YOUR ASSIGNMENT: Repeat each entry below exactly, omitting any picture it holds.

DATA:
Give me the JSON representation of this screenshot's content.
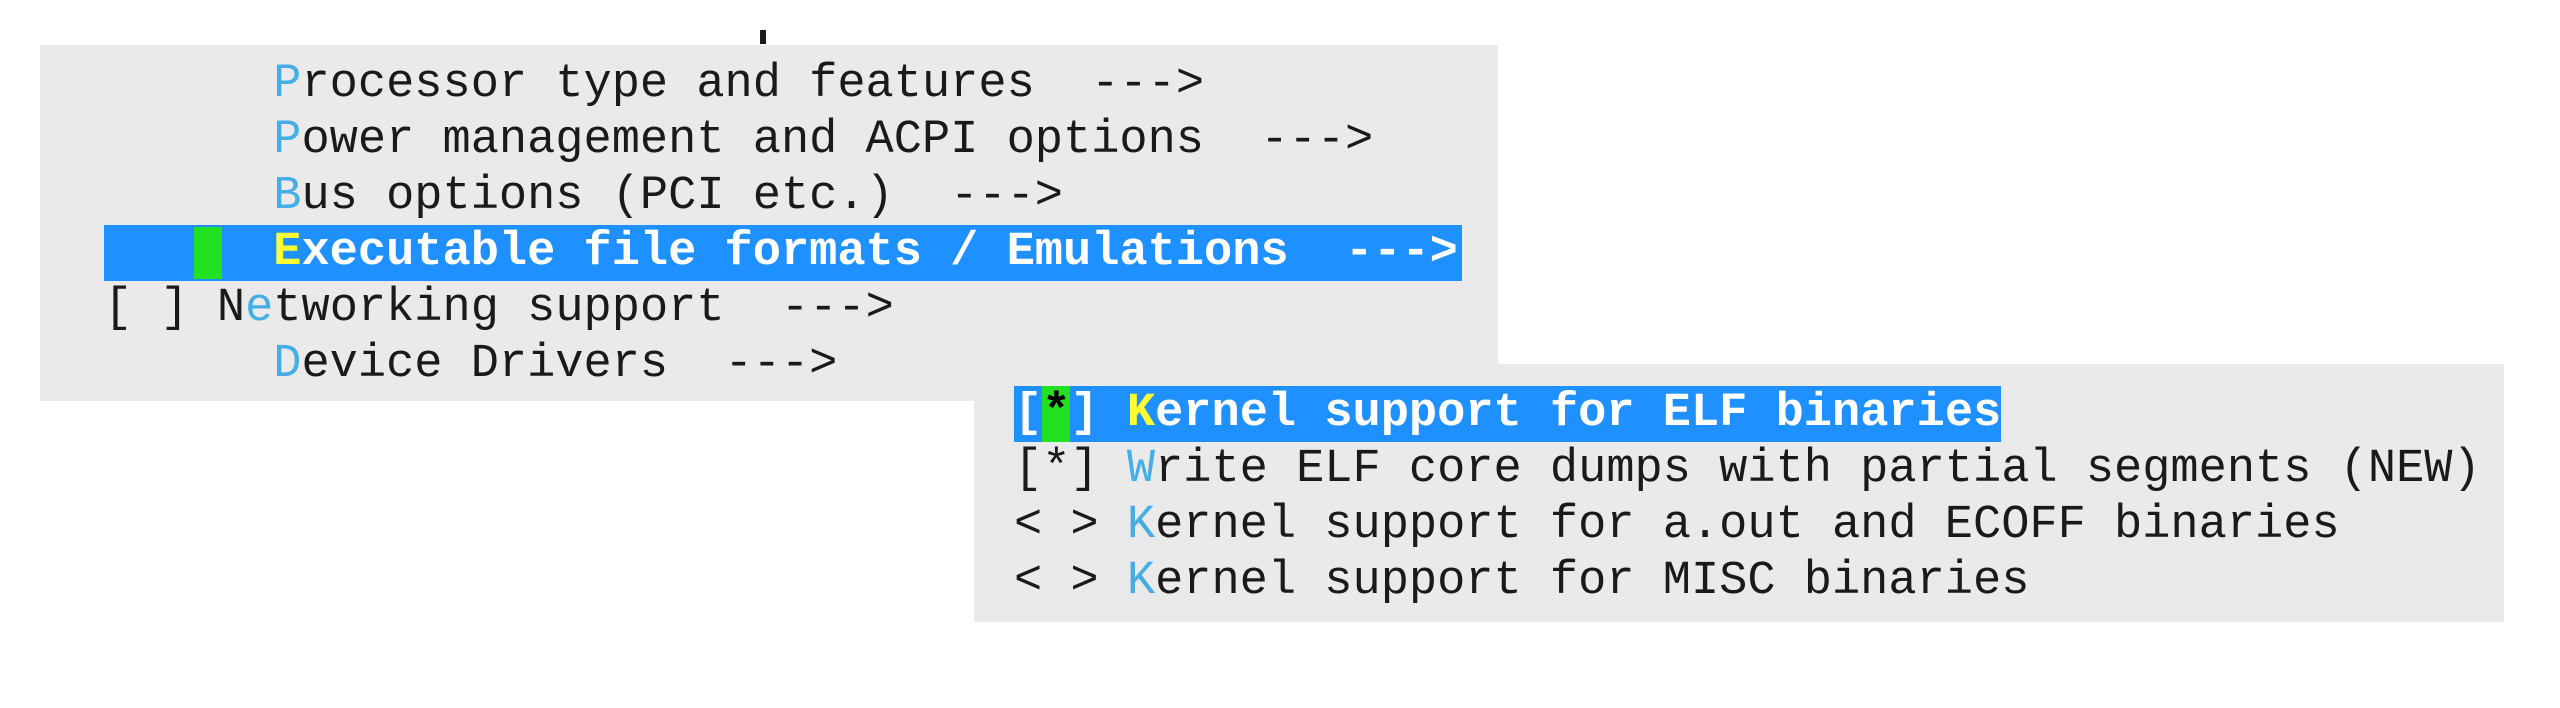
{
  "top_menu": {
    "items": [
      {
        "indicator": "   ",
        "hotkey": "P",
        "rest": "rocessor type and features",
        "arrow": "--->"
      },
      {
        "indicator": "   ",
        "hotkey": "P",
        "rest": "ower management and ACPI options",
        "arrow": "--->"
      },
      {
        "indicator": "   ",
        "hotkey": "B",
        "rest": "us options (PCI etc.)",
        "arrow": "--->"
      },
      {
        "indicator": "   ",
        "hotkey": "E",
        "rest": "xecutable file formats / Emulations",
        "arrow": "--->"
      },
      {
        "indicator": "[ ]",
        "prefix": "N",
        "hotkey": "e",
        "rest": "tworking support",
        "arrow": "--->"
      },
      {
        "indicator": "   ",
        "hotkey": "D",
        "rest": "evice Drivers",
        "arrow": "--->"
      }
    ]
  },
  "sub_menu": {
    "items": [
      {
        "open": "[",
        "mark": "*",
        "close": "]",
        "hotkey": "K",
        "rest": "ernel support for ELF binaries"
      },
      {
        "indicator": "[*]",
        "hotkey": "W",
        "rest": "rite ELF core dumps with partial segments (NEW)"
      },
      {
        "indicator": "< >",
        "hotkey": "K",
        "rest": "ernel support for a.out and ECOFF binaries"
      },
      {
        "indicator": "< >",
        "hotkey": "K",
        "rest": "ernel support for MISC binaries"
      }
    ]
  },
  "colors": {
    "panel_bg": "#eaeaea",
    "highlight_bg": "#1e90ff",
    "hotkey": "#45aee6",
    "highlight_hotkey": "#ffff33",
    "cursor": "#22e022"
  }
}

EXERCISE OUTPUT:
Give me the JSON representation of this screenshot's content.
{
  "top_menu": {
    "items": [
      {
        "indicator": "   ",
        "hotkey": "P",
        "rest": "rocessor type and features",
        "arrow": "--->"
      },
      {
        "indicator": "   ",
        "hotkey": "P",
        "rest": "ower management and ACPI options",
        "arrow": "--->"
      },
      {
        "indicator": "   ",
        "hotkey": "B",
        "rest": "us options (PCI etc.)",
        "arrow": "--->"
      },
      {
        "indicator": "   ",
        "hotkey": "E",
        "rest": "xecutable file formats / Emulations",
        "arrow": "--->"
      },
      {
        "indicator": "[ ]",
        "prefix": "N",
        "hotkey": "e",
        "rest": "tworking support",
        "arrow": "--->"
      },
      {
        "indicator": "   ",
        "hotkey": "D",
        "rest": "evice Drivers",
        "arrow": "--->"
      }
    ]
  },
  "sub_menu": {
    "items": [
      {
        "open": "[",
        "mark": "*",
        "close": "]",
        "hotkey": "K",
        "rest": "ernel support for ELF binaries"
      },
      {
        "indicator": "[*]",
        "hotkey": "W",
        "rest": "rite ELF core dumps with partial segments (NEW)"
      },
      {
        "indicator": "< >",
        "hotkey": "K",
        "rest": "ernel support for a.out and ECOFF binaries"
      },
      {
        "indicator": "< >",
        "hotkey": "K",
        "rest": "ernel support for MISC binaries"
      }
    ]
  },
  "colors": {
    "panel_bg": "#eaeaea",
    "highlight_bg": "#1e90ff",
    "hotkey": "#45aee6",
    "highlight_hotkey": "#ffff33",
    "cursor": "#22e022"
  }
}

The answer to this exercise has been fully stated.